Very few people in society know what an Emergency Shelter counselor really does. I’ve never read about it in the newspaper. If they did know, people would quickly forget it. There’s also a segment of a community’s makeup that is aware of the tragic hypocrisy of rampant homelessness in this country and, therefore, are interested enough to read about it. In return, they live the example of their forbearers’ American character, freely devoting time, energies, and money for the homeless men and women’s plights in the context of confusing present day American societal values.
The two counselors I write about are Ken and Burke, counselors in every sense of the word. When they’re not resituating the homeless, they conduct open-air meetings with the men and women who live in the shelter on a daily basis.
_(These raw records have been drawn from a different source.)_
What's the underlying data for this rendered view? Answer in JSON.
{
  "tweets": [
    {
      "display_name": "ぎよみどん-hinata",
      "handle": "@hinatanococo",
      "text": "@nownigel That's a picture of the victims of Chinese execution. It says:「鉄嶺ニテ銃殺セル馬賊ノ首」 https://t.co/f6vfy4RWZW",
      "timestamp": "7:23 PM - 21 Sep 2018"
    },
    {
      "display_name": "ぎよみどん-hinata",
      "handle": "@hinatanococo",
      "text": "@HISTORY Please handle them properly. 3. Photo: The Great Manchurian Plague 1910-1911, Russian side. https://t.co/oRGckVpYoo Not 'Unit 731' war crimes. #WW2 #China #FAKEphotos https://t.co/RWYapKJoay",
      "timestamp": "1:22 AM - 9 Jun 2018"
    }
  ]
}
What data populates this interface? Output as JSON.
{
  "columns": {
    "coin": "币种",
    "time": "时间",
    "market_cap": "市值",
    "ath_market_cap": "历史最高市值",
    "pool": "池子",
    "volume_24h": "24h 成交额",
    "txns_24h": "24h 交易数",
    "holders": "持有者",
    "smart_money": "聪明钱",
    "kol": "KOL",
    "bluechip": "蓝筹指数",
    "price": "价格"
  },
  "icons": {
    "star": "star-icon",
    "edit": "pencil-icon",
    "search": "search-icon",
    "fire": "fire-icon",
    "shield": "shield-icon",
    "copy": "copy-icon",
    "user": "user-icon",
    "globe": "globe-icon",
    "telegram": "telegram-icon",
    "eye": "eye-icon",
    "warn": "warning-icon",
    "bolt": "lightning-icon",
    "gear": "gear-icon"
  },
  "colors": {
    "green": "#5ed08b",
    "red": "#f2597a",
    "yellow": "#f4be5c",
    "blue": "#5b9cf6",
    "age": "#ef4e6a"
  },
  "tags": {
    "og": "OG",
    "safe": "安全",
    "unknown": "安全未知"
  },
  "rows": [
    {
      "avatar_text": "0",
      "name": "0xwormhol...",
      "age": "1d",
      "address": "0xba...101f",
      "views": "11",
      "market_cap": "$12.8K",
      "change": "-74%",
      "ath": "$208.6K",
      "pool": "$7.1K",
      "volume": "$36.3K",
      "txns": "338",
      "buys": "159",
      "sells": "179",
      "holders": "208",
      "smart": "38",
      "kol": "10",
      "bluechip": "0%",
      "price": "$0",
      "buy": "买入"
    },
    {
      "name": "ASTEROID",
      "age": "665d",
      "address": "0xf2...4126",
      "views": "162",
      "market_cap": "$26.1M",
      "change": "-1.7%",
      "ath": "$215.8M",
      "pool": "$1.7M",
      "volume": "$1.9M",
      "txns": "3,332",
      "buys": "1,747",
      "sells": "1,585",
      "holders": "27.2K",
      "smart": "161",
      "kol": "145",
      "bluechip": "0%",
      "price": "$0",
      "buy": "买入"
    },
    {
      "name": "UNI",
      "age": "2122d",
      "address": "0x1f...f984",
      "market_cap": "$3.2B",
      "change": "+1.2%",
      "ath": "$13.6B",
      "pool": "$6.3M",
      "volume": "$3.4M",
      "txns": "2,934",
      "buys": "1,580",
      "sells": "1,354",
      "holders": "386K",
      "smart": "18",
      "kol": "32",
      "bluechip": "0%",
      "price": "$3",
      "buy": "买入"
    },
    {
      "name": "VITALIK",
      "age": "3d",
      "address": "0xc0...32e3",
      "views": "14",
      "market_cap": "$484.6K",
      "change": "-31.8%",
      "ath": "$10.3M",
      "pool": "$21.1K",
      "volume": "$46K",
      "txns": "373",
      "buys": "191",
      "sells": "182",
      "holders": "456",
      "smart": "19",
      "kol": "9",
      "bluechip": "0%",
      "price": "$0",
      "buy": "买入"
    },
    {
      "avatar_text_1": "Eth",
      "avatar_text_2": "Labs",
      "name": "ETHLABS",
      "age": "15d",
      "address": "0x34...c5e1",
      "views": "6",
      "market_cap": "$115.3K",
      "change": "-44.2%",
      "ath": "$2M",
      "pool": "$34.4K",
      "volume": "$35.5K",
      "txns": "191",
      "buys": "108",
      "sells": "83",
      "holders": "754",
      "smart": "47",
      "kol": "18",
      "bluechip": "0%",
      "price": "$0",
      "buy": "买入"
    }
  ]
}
As spokesmen, they focus their constituents on job placements, medical agencies that can help them, food and clothing vouchers, not to mention haircuts and a decent pair of shoes.
When a shelter resident reaches a certain point of stability, some of them being alcoholic or drug habitual users, and others mentally ill, these counselors, along with the aid of other staff members place them in a transitional mode of living. This may be a motel unit, or a modest apartment or efficiency, sometimes for quite a few months, until their recipients exert a societal adherence through keeping appointments with the agencies that can help them, along with their own conscious and deliberate avoidances of habits that have been injurious to them during their homeless years.
Like everything else on paper, including this one, it sounds good and feasible and progressive, until you arrive at the pitfalls. For example, a counselor who thought his client was going to “make it” gets a phone call one morning from the hotel manager. The client has been arrested for she doesn’t know what and his motel room has been totally trashed. Then, the counselor’s job of a different sort begins, a discouraging duty for him or her to clean up the motel room, putting it back in order.
Then there’s the going to court for some of their clients, trying to defend them in front of a judge by assuring the courts that if their man is given probation, they will redouble their efforts in making sure he keeps his medical, psychiatric appointments, drug counseling sessions, even if they have to drive him there themselves.
The pitfalls in a homeless man’s life, due to his forced lifestyle, are many – and correspond in like manner to a counselor’s job. Nonetheless, what each has accomplished for others, each in his own way, cannot be properly described in the English language. So, the two counselors I’ve told this story about, Ken and Burke, go on. They go forward, regardless of the injuries to their minds and bodies. And, like the poem Little Boy Blue, by Eugene Field, these two gentlemen – once boys of blue, their dusty little toy dogs and rusty toy soldiers – didn’t have to wait that long, they’ve been with them all along.